In our study, women who received collaborative, multidisciplinary, community-based care in the South Community Birth Program were less likely to have a cesarean delivery, had shorter hospital stays on average and were more likely to breastfeed exclusively than women who received standard care.
Although our study design did not permit us to discern which components of the birth program were responsible for the observed differences, clinicians working in the program believe that their close working relationship, including their ability to discuss patient care facilitated by immediate and remote access to electronic medical records, fosters an environment in which they can continually support and learn from each other. Consistency in care is achieved through these discussions at monthly meetings and team retreats, as well as through adherence to local and national practice guidelines. Self-selection to work in the program by providers who are particularly committed to physiologic birth may also be a factor.

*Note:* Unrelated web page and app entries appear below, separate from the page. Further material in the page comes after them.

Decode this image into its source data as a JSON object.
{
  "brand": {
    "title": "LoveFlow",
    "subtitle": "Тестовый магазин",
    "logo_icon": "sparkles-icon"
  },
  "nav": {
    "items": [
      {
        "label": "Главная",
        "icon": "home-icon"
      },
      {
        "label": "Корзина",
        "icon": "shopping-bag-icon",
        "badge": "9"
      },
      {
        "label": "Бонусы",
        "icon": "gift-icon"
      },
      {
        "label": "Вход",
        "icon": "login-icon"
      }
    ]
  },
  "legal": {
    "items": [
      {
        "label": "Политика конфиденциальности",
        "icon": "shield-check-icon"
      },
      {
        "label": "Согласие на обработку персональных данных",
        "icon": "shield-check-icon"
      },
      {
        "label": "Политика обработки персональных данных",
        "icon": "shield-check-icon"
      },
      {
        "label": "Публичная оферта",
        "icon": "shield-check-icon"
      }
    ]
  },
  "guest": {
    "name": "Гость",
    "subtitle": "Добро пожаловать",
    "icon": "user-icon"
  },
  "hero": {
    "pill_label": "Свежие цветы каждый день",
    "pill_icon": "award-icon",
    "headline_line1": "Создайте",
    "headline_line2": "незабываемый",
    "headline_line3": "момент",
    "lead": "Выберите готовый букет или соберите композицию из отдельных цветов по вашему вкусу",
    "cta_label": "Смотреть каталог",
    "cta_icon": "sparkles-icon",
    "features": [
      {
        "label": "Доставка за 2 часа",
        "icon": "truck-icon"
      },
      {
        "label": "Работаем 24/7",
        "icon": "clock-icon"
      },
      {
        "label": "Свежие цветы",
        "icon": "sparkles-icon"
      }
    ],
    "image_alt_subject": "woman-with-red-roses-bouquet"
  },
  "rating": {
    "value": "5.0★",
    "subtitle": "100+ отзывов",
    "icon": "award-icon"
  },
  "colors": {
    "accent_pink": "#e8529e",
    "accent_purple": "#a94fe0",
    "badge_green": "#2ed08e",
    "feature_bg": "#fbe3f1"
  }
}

As well, the CenteringPregnancy model of prenatal care has been shown to improve women’s knowledge about pregnancy.17
The frequency of cesarean delivery among women whose primary caregiver was a midwife or a family physician did not differ significantly between the groups. In the control group, 1.4 times as many women had an obstetrician as had a family physician as their primary care provider, and 4.4 times as many had an obstetrician as had a midwife. Because cesarean delivery was performed more frequently among women whose primary care involved an obstetrician than among those seen by a midwife or a family physician (1.6 times more frequently compared with either a midwife or family physician in the control group, and 3.3 and 3.1 times more frequently, respectively, in the program group), the difference in the overall frequency of cesarean delivery between the two groups may have been related to primary care by an obstetrician being more prevalent in the control group.
We observed more newborns who were large for gestational age in the program group than in the comparison group. Screening for gestational diabetes was conducted in both groups following national guidelines from the Society of Obstetricians and Gynecologists of Canada.22
However, because data were not available on the uptake of screening, we could not assess the possibility that differences in uptake betweeen groups may have contributed to the differences in birth weight.
Although findings of reduced obstetric interventions have been reported among midwife practices compared with physician-led maternity care units, we were not able to find reports of shared caseloads among midwives and physicians. Studies have reported reduced rates of cesarean delivery associated with collaborative care models; however, they were conducted in clinics in which midwives and obstetricians worked together but had their own distinct caseloads23
or in which nurses and allied health professionals supported physician-led care.24
Our study is limited by its nonrandomized design. We believe that much of the population from which we drew our participants would not have agreed to randomization and that a subgroup of women who may have agreed to randomization would not have been a representative sample. However, self-referral to the South Community Birth Program may have introduced selection bias. Future studies may be able to use a randomized design if selection bias can be minimized.
Information about race and ethnicity is currently not available in the hospital’s database. Outcomes from an earlier analysis (unpublished) in which we compared data for the first 500 participants in the birth program with a comparison group for which we did have ethnicity data were not confounded because the distribution of racial and ethnic groups was similar between groups. This initial cohort was part of our current sample.
The presence of a doula was not recorded in our data. However, North American trials have not shown benefit of support in labour in reducing the frequency of cesarean delivery.25
Finally, our study offered maternity care in an area previously underserved by providers. It is unclear whether our results are generalizable to areas that are well supplied with maternity care providers. Our program has recently been replicated in Surrey, a suburban area in British Columbia, and further evaluations will determine the relevance of our findings to other settings.
Women attending a collaborative program of maternity care, in which family physicians and midwives shared a patient caseload and worked closely with nurses and doulas, were less likely to have a cesarean delivery, had shorter hospital stays on average and were more likely to breastfeed exclusively than women who received standard care. These findings have important implications given the decreasing numbers of maternity care providers in Canada. Our findings should encourage the implementation and evaluation of this interdisciplinary approach in other settings.